New race to be the first in space?

There is no firm date yet but Mr Hammond insists the company “is aiming to launch this year,” adding: “We have got three separate companies wanting to launch this year.”

The Spaceport deputy CEO added he thought there “is bound to be a shake-up at some point in the industry – winners and losers” but that SaxaVord felt “very robust” with its five to seven clients.

A snapshot of those involved in the abortive Virgin Orbit launch reveals just how complex it is to send even relatively small satellites into space.
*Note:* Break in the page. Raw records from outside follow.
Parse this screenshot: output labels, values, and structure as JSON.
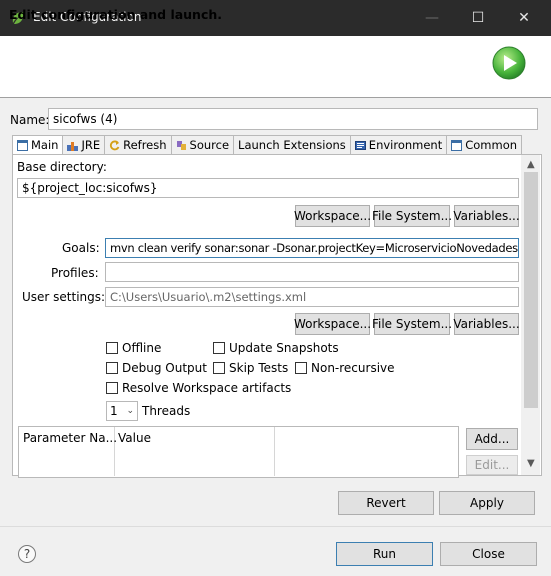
{
  "window": {
    "title": "Edit Configuration",
    "minimize_icon": "—",
    "maximize_icon": "☐",
    "close_icon": "✕"
  },
  "header": {
    "title": "Edit configuration and launch."
  },
  "name_row": {
    "label": "Name:",
    "value": "sicofws (4)"
  },
  "tabs": [
    {
      "label": "Main",
      "icon": "main-tab-icon",
      "active": true
    },
    {
      "label": "JRE",
      "icon": "jre-icon"
    },
    {
      "label": "Refresh",
      "icon": "refresh-icon"
    },
    {
      "label": "Source",
      "icon": "source-icon"
    },
    {
      "label": "Launch Extensions",
      "icon": ""
    },
    {
      "label": "Environment",
      "icon": "environment-icon"
    },
    {
      "label": "Common",
      "icon": "common-icon"
    }
  ],
  "main": {
    "base_directory": {
      "label": "Base directory:",
      "value": "${project_loc:sicofws}"
    },
    "buttons_row1": {
      "workspace": "Workspace...",
      "file_system": "File System...",
      "variables": "Variables..."
    },
    "goals": {
      "label": "Goals:",
      "value": "mvn clean verify sonar:sonar -Dsonar.projectKey=MicroservicioNovedadesEx"
    },
    "profiles": {
      "label": "Profiles:",
      "value": ""
    },
    "user_settings": {
      "label": "User settings:",
      "value": "C:\\Users\\Usuario\\.m2\\settings.xml"
    },
    "buttons_row2": {
      "workspace": "Workspace...",
      "file_system": "File System...",
      "variables": "Variables..."
    },
    "checkboxes": {
      "offline": "Offline",
      "update_snapshots": "Update Snapshots",
      "debug_output": "Debug Output",
      "skip_tests": "Skip Tests",
      "non_recursive": "Non-recursive",
      "resolve_workspace": "Resolve Workspace artifacts"
    },
    "threads": {
      "value": "1",
      "label": "Threads"
    },
    "parameter_table": {
      "columns": [
        "Parameter Na...",
        "Value"
      ]
    },
    "table_buttons": {
      "add": "Add...",
      "edit": "Edit..."
    }
  },
  "footer": {
    "revert": "Revert",
    "apply": "Apply",
    "run": "Run",
    "close": "Close",
    "help": "?"
  },
  "colors": {
    "titlebar": "#2b2b2b",
    "accent_green": "#3aa639",
    "primary_border": "#3c7fb1"
  }
}
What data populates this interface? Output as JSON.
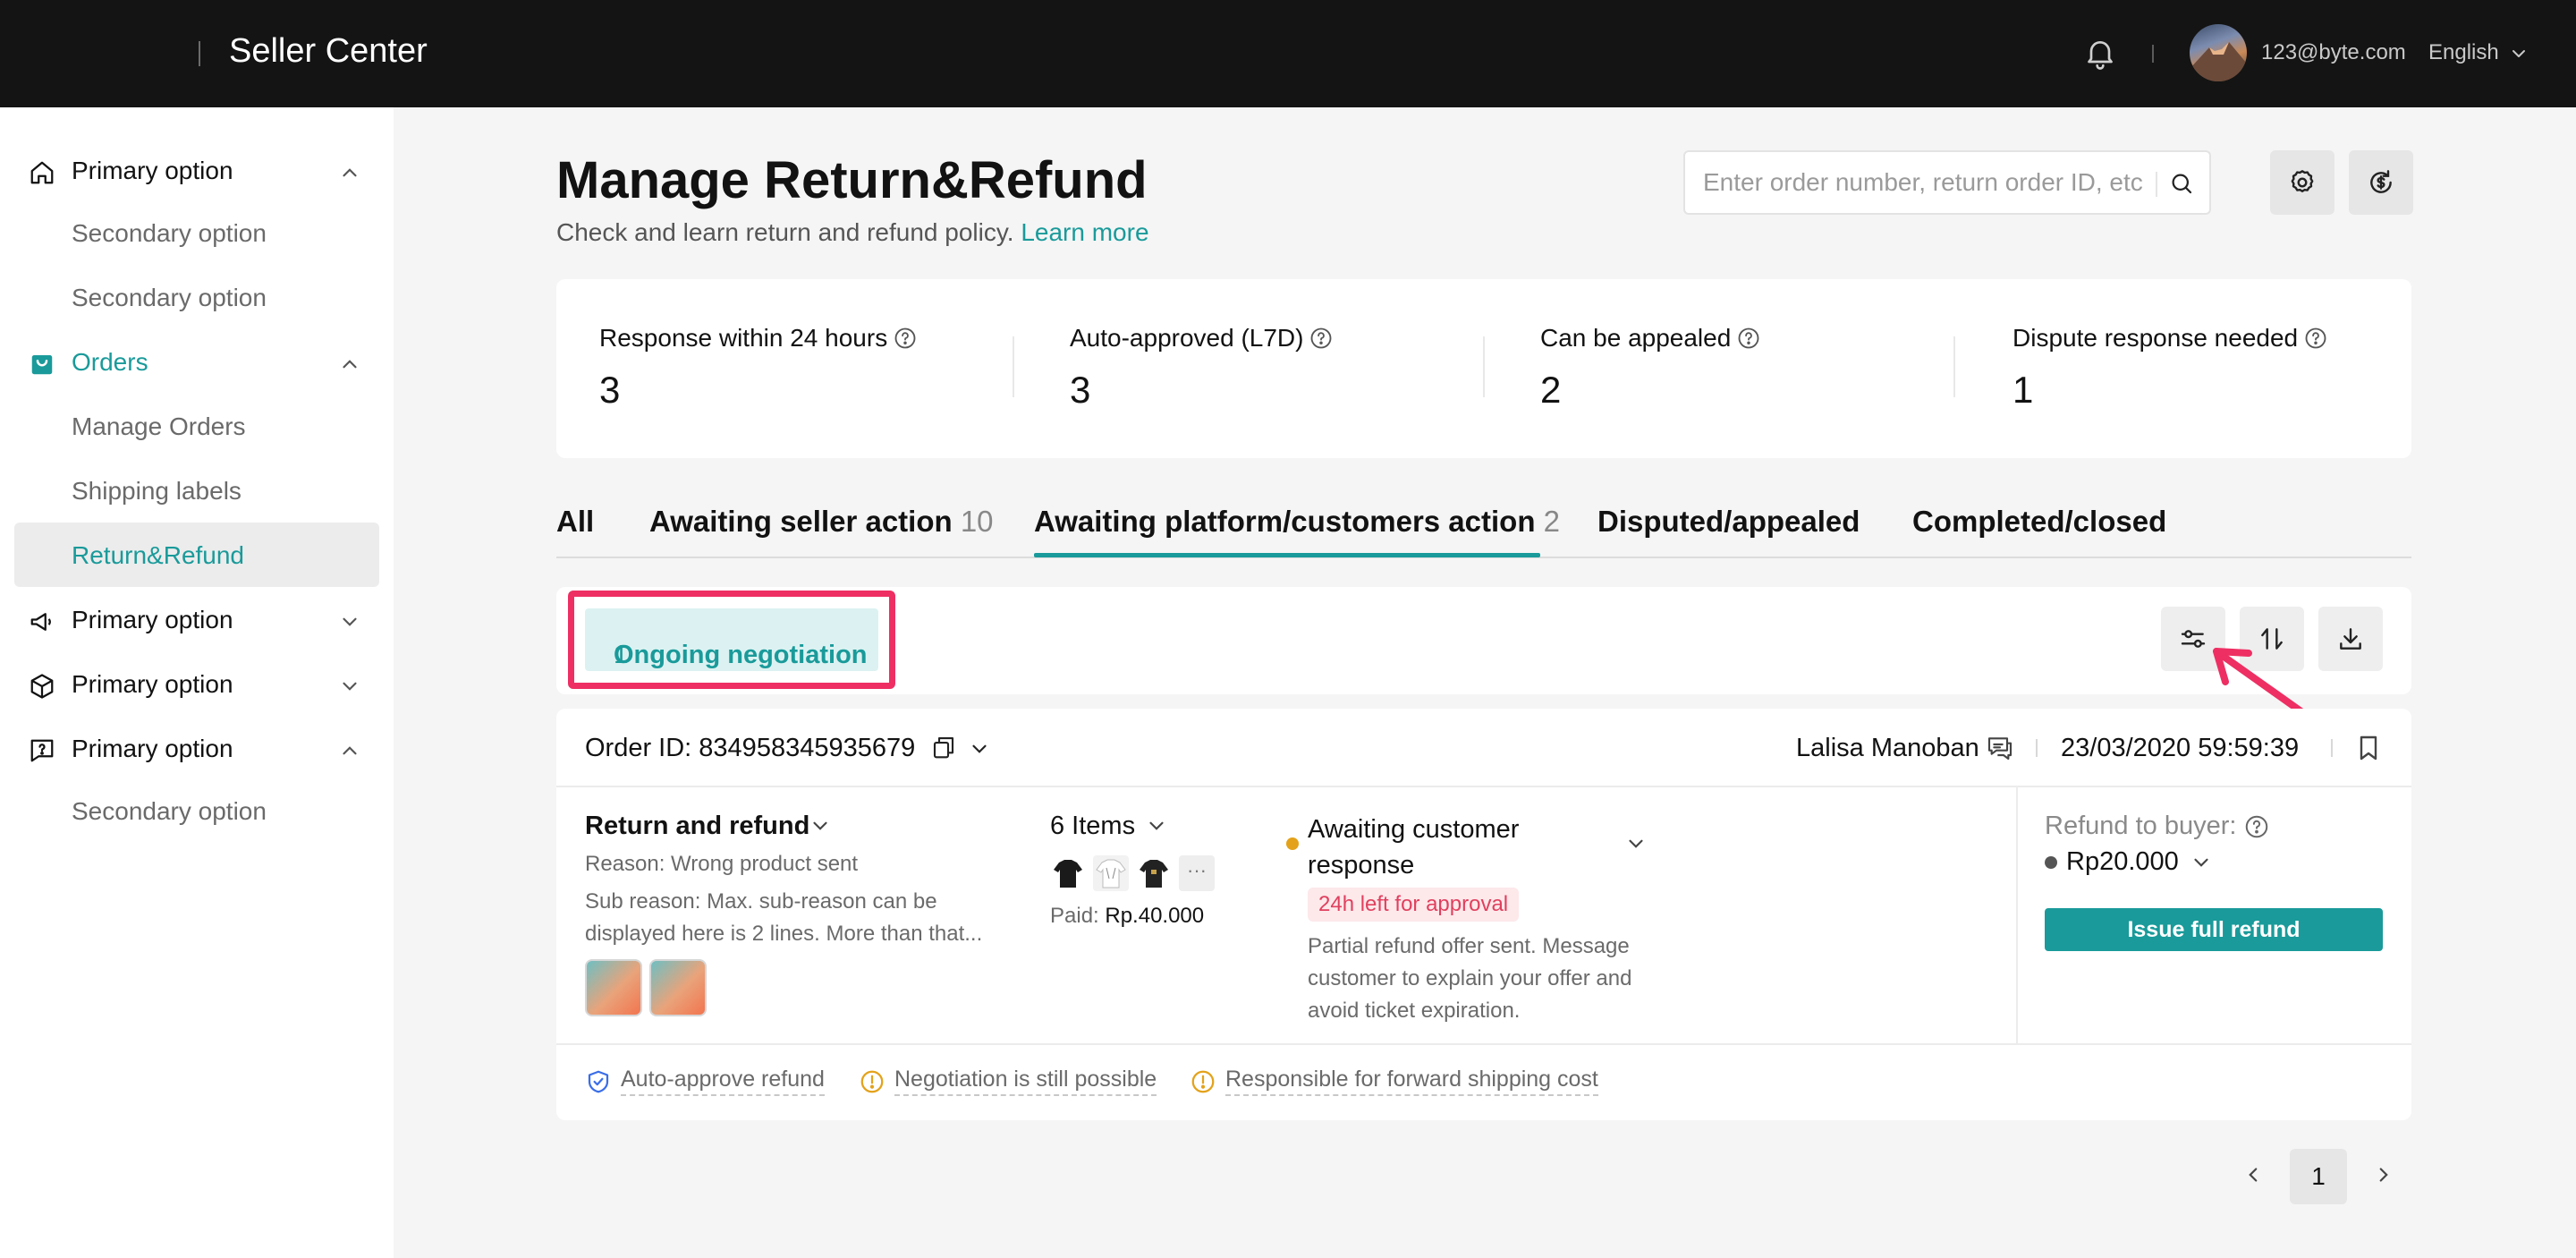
{
  "topbar": {
    "title": "Seller Center",
    "user_email": "123@byte.com",
    "language": "English"
  },
  "sidebar": {
    "items": [
      {
        "label": "Primary option",
        "icon": "home-icon",
        "expanded": true
      },
      {
        "label": "Secondary option"
      },
      {
        "label": "Secondary option"
      },
      {
        "label": "Orders",
        "icon": "shopping-bag-icon",
        "expanded": true,
        "active": true
      },
      {
        "label": "Manage Orders"
      },
      {
        "label": "Shipping labels"
      },
      {
        "label": "Return&Refund",
        "selected": true
      },
      {
        "label": "Primary option",
        "icon": "megaphone-icon",
        "expanded": false
      },
      {
        "label": "Primary option",
        "icon": "box-icon",
        "expanded": false
      },
      {
        "label": "Primary option",
        "icon": "help-chat-icon",
        "expanded": true
      },
      {
        "label": "Secondary option"
      }
    ]
  },
  "header": {
    "title": "Manage Return&Refund",
    "subtitle": "Check and learn return and refund policy.",
    "learn_more": "Learn more",
    "search_placeholder": "Enter order number, return order ID, etc"
  },
  "stats": [
    {
      "label": "Response within 24 hours",
      "value": "3"
    },
    {
      "label": "Auto-approved (L7D)",
      "value": "3"
    },
    {
      "label": "Can be appealed",
      "value": "2"
    },
    {
      "label": "Dispute response needed",
      "value": "1"
    }
  ],
  "tabs": [
    {
      "label": "All",
      "count": ""
    },
    {
      "label": "Awaiting seller action",
      "count": "10"
    },
    {
      "label": "Awaiting platform/customers action",
      "count": "2",
      "active": true
    },
    {
      "label": "Disputed/appealed",
      "count": ""
    },
    {
      "label": "Completed/closed",
      "count": ""
    }
  ],
  "filter": {
    "chip_label": "Ongoing negotiation",
    "chip_count": "1"
  },
  "order": {
    "order_id_label": "Order ID: 834958345935679",
    "buyer": "Lalisa Manoban",
    "datetime": "23/03/2020 59:59:39",
    "type": "Return and refund",
    "reason": "Reason: Wrong product sent",
    "sub_reason": "Sub reason: Max. sub-reason can be displayed here is 2 lines. More than that...",
    "items_label": "6 Items",
    "more_items": "···",
    "paid_label": "Paid:",
    "paid_amount": "Rp.40.000",
    "status": "Awaiting customer response",
    "time_left": "24h left for approval",
    "status_desc": "Partial refund offer sent. Message customer to explain your offer and avoid ticket expiration.",
    "refund_label": "Refund to buyer:",
    "refund_amount": "Rp20.000",
    "issue_button": "Issue full refund",
    "tags": [
      {
        "label": "Auto-approve refund",
        "icon": "shield-check-icon"
      },
      {
        "label": "Negotiation is still possible",
        "icon": "warning-circle-icon"
      },
      {
        "label": "Responsible for forward shipping cost",
        "icon": "warning-circle-icon"
      }
    ]
  },
  "pagination": {
    "current": "1"
  },
  "colors": {
    "accent": "#1a9a9a",
    "highlight": "#ee2f63",
    "topbar": "#141414",
    "status_dot": "#e3a21a"
  }
}
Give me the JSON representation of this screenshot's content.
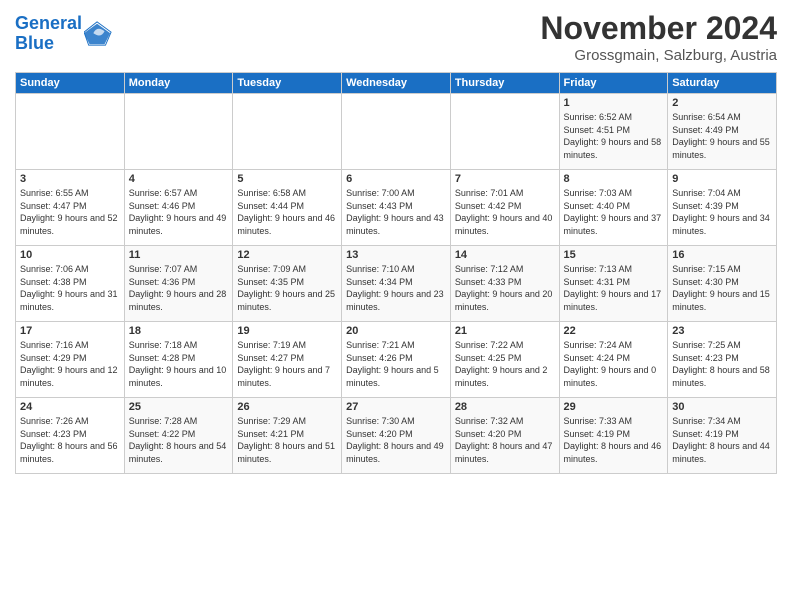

Last night’s mission brought together a raft of umbrella organisations including the UK Space Agency, Royal Air Force, Civil Aviation Authority, US Federal Aviation Administration, the National Reconnaissance Office and more.

Image of SaxaVord Spaceport featuring a mock rocket taking off from the site on Lamba Ness in Unst .
SaxaVord is aiming for a launch date this year. Image: SaxaVord UK Spaceport/PA Wire.

UK Space Agency director of commercial spaceflight Matt Archer added: “Last night Virgin Orbit attempted the first orbital launch from Spaceport Cornwall. We have shown the UK is capable of launching into orbit, but the launch was not successful in reaching the required orbit.

“While this result is disappointing, launching a spacecraft always carries significant risks. Despite this the project has succeeded in creating a horizontal launch capability at Spaceport Cornwall and we remain committed to becoming the leading provider of commercial small satellite launch in Europe by 2030, with vertical launches planned from Scotland.”

Aberdeen risk management specialist Marex also played its part in last night’s launch, carrying out hazard identification work at Spaceport Cornwall.

Launcher One orbital launch vehicle in hangar
Reaching for the stars: Virgin Orbit’s launch didn’t quite go to plan. Image: Oliver Turrell.

Working with Wales-based B2SPACE – contracted to Cornwall Council which owns both Cornwall Airport Newquay and Spaceport Cornwall – Marex completed an on-site hazard identification (HAZID) review for the spaceport to gain its safety case approval.

Vertical versus horizontal launch

The Sutherland spaceport, which is being developed on the A’Mhoine peninsula, is one of two in Scotland aiming to host the first vertical launch into space this year using rockets designed by Orbex.

SaxaVord Spaceport in Shetland which is backed by US aerospace giant Lockheed Martin is also planning launches this year.

The site in Cornwall however was to be the first space launch in Europe, albeit via the “horizontal” launch.

This deployment uses aircraft familiar to airline passengers that take off horizontally. These require less fuel to reach high altitudes, but once it reaches its height limit it fires a rocket it has carried to take the satellites into space and into orbit.

Vertical launch is the more traditional method of spaceflight. These require specially adapted launch sites in remote areas which favours development from the north of Scotland.